The re-emergence of a women’s movement in the late sixties brought with it a flood of radical literature on the oppression of women. The bulk of this writing was descriptive in character. While the portrayal of women’s life-circumstances was often vivid and accurate, the analysis was generally very thin. The immediacy of women’s oppression was seldom penetrated so that its structural roots could be grasped. A partial exception must be made for Marxist analysis of the housewife and her labour under capitalism. In this area, Margaret Benston, footnote1 Peggy Morton footnote2 and Juliet Mitchell, footnote3 to name only three, made valuable investigative contributions. More recently Selma James and Mariarosa dalla Costa footnote4 have advanced a thesis on the housewife that has provoked a heated debate among radical women. Serious rejoinders have been levelled against their main argument from several quarters of the women’s movement, particularly from its socialist wing. footnote5 All this has served to raise the level of debate on the entire question and confront the workers’ movement with the fact that housewives remain as a massive labouring population in late capitalism completely outside the organizations and struggles of the proletariat.

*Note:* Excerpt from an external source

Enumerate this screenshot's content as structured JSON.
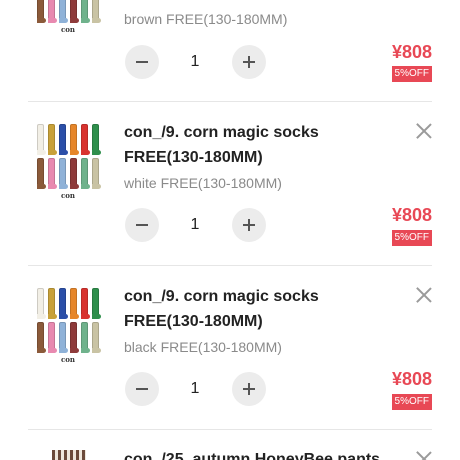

Of course, bourgeois economists have always ignored the housewife as a labourer. For those held spellbound by the fetishism of price theory, any operation not tagged with a price is a priori not economic. Since this is the status of the domestic labourer, she stands beyond their field of inquiry—no part of the official economy. Adding, of course, that the housewife has tremendous ‘purchasing power’ and that her ‘changing tastes’ affect the market place dramatically, they portray housewives as superficial social parasites, consuming but never producing.
It is particularly painful to note that Marxists have rarely attacked this reactionary perspective and demolished its underlying assumptions. Granted that Marx did not explicitly elaborate an analysis of domestic labour, there is nothing in his work, so far as I am aware, that prevents one from doing so. Indeed, in Capital, as I shall show, Marx laid out a framework within which domestic labour clearly fits. He always treated the consumption of the means of subsistence and the reproduction of labour power as two aspects of the same process. Furthermore, it is the wage form that obscures domestic labour’s relation to capital and Marx clearly exposed ‘this phenomenal form, which makes the actual relations invisible and indeed shows the very opposite of that relation.’ footnote6
The denial of domestic labour’s economic function (the reproduction of labour power) has had detrimental repercussions on other elements of a Marxist analysis. For instance, the nuclear family unit has never been adequately situated by Marxists within the capitalist social formation and it has often been assessed, quite inadequately, as an entirely superstructural phenomenon. Huge lacunae in analysis make for underdeveloped practice. Little wonder that left organizations have historically developed few strategic perspectives that frontally address the social relations of the bourgeois family.
In order to situate domestic labour within production it is necessary first to describe the family’s relations to the mode of production. footnote7 For the totality of social relations that comprise a society are founded upon one central cluster of relations that substructure the rest, and are causally basic. These are the relations of production. The family is ultimately dependent upon the dominant mode of production for its existence and form.
In feudal societies, the family was co-terminous with the basic unit of production, and as such, domestic labour was embedded within the labour of general production. Capitalism entailed fundamental alteration in the mode of production and these structural changes have
The following general features of the capitalist mode of production pertain to domestic labour’s position and function.